╭─ Available data
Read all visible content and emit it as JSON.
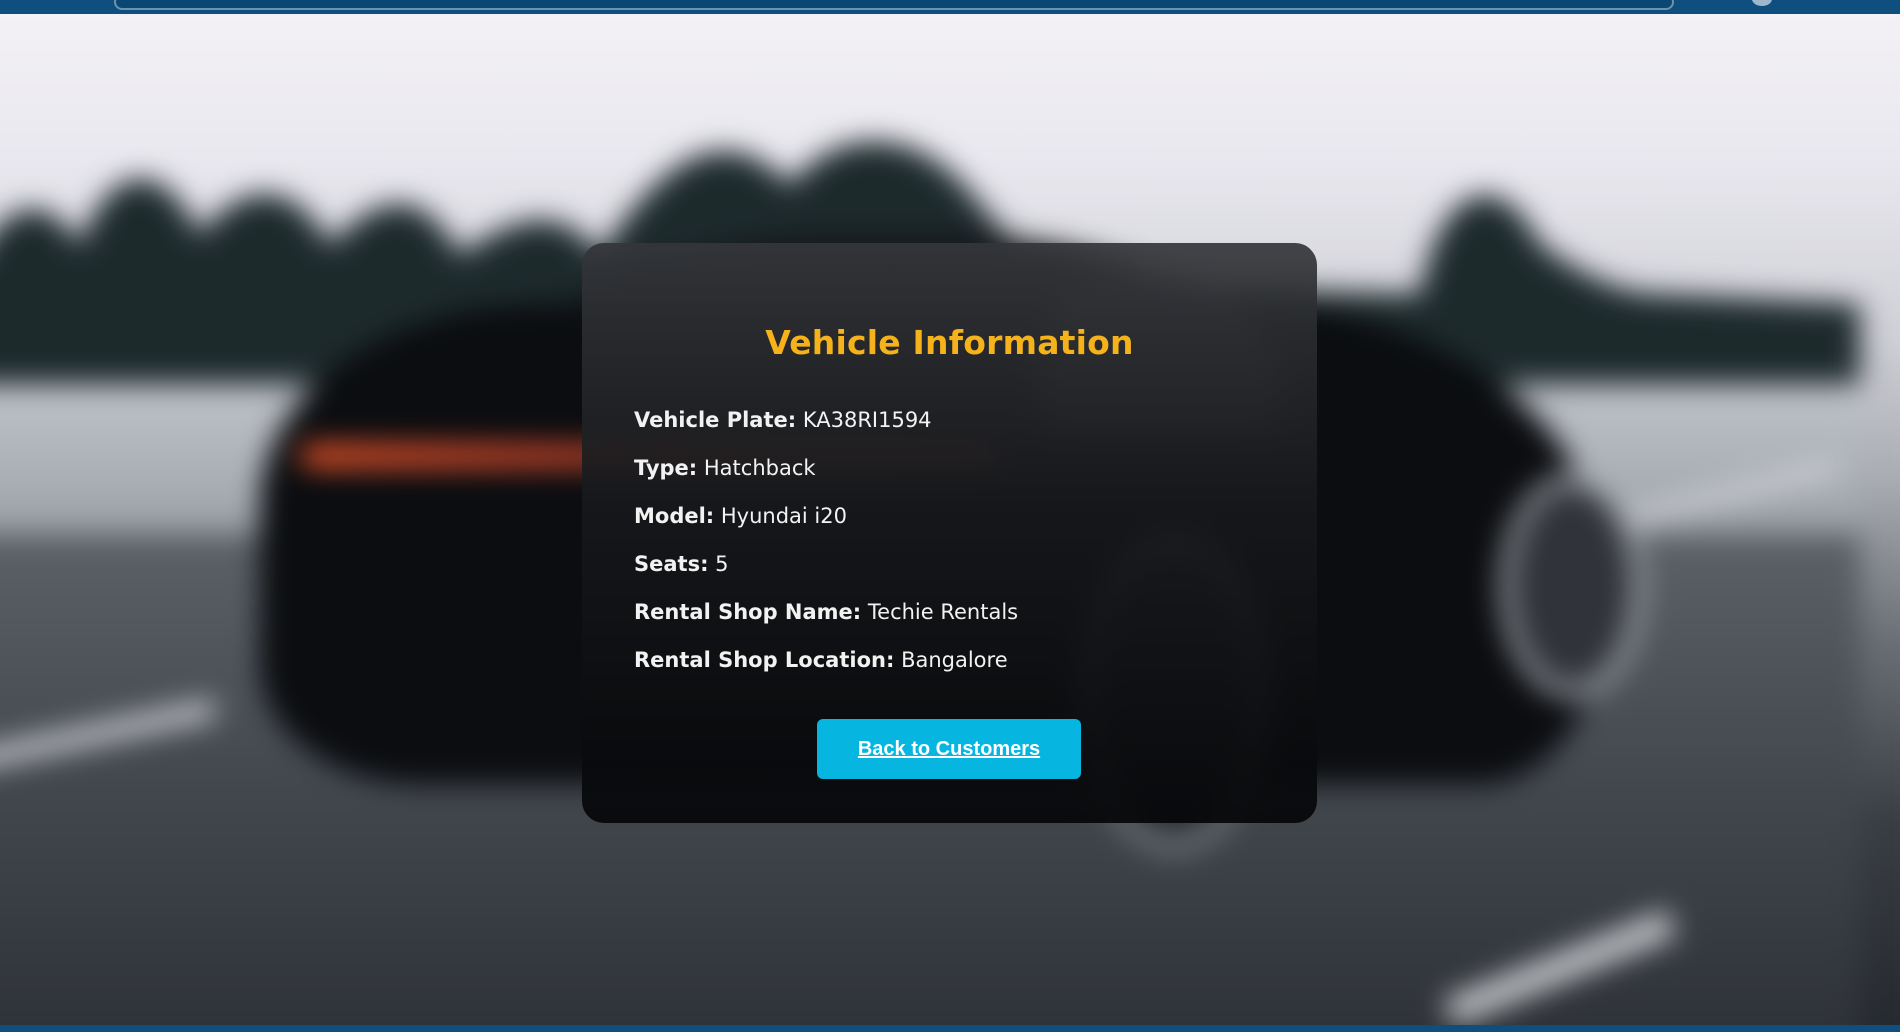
{
  "card": {
    "title": "Vehicle Information",
    "fields": [
      {
        "label": "Vehicle Plate:",
        "value": "KA38RI1594"
      },
      {
        "label": "Type:",
        "value": "Hatchback"
      },
      {
        "label": "Model:",
        "value": "Hyundai i20"
      },
      {
        "label": "Seats:",
        "value": "5"
      },
      {
        "label": "Rental Shop Name:",
        "value": "Techie Rentals"
      },
      {
        "label": "Rental Shop Location:",
        "value": "Bangalore"
      }
    ],
    "back_button_label": "Back to Customers"
  },
  "colors": {
    "title": "#f5b21a",
    "button": "#07b6e0",
    "nav_bar": "#0e4f80"
  }
}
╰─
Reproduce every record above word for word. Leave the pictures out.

■ **Solution to the problem**
Read all visible content and emit it as JSON.
{
  "card": {
    "title": "Vehicle Information",
    "fields": [
      {
        "label": "Vehicle Plate:",
        "value": "KA38RI1594"
      },
      {
        "label": "Type:",
        "value": "Hatchback"
      },
      {
        "label": "Model:",
        "value": "Hyundai i20"
      },
      {
        "label": "Seats:",
        "value": "5"
      },
      {
        "label": "Rental Shop Name:",
        "value": "Techie Rentals"
      },
      {
        "label": "Rental Shop Location:",
        "value": "Bangalore"
      }
    ],
    "back_button_label": "Back to Customers"
  },
  "colors": {
    "title": "#f5b21a",
    "button": "#07b6e0",
    "nav_bar": "#0e4f80"
  }
}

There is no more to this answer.